YOUR GOAL:
The required result is the number of lines below that hold the word "this", stated without anything else.

Excerpts from an interface dataset:
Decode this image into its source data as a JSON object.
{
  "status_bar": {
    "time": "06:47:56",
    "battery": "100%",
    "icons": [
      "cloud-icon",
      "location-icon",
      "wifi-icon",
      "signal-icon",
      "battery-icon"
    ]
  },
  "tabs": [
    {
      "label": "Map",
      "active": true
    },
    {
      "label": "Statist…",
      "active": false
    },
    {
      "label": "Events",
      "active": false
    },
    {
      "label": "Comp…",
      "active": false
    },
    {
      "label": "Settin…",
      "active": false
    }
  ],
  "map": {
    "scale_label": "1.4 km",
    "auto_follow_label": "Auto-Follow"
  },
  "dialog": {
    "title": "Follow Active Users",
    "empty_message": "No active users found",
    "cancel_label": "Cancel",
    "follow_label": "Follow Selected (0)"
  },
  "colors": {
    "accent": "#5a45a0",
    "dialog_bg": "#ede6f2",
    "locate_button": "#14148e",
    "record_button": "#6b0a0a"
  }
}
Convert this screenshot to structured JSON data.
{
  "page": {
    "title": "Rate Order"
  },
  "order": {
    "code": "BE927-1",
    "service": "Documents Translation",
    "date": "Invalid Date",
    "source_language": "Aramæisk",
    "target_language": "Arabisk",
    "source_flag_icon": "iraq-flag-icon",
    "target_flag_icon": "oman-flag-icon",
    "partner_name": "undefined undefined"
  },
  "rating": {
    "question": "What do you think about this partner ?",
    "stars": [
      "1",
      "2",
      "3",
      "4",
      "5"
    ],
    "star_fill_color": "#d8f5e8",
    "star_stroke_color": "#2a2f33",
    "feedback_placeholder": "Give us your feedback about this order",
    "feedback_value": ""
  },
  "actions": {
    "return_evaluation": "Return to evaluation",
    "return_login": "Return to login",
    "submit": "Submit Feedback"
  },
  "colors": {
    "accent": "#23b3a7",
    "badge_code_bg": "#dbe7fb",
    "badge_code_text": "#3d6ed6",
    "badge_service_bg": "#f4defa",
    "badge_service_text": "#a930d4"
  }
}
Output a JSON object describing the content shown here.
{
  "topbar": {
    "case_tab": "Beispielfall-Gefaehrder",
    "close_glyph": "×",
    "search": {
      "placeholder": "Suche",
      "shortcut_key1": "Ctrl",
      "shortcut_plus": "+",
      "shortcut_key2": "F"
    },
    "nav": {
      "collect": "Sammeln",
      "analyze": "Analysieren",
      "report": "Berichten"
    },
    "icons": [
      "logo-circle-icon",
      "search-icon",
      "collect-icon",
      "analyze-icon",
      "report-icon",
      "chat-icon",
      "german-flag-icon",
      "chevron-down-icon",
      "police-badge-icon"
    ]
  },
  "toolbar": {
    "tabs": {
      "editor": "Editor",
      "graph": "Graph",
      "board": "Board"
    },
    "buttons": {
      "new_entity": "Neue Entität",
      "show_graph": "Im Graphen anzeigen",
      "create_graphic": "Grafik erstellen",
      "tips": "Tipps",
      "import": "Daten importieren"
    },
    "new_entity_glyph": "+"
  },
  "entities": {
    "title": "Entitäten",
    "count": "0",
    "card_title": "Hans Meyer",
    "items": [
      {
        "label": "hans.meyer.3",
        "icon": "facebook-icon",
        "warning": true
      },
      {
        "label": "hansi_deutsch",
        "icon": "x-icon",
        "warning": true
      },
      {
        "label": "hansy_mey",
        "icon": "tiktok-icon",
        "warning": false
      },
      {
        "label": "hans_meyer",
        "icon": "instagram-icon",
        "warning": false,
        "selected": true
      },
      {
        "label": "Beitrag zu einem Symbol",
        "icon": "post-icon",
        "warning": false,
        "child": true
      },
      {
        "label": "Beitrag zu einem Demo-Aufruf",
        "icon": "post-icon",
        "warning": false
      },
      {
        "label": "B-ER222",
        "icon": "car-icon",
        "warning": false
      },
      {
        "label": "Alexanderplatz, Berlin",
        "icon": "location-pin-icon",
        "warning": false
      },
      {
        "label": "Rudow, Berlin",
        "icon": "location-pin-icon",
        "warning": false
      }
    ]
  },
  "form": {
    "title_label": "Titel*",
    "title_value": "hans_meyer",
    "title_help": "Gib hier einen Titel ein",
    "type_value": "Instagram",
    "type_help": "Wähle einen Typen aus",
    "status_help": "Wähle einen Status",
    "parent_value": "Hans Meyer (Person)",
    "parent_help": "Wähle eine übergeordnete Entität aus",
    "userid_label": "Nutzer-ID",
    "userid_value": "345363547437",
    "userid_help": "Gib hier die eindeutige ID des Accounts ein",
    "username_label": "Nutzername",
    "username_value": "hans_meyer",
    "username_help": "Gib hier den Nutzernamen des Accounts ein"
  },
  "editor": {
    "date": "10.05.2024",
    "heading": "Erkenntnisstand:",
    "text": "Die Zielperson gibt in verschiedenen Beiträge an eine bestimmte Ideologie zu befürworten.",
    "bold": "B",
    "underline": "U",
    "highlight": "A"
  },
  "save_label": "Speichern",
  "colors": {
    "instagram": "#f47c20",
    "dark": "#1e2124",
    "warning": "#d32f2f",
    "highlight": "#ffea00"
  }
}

ANSWER SPACE:
4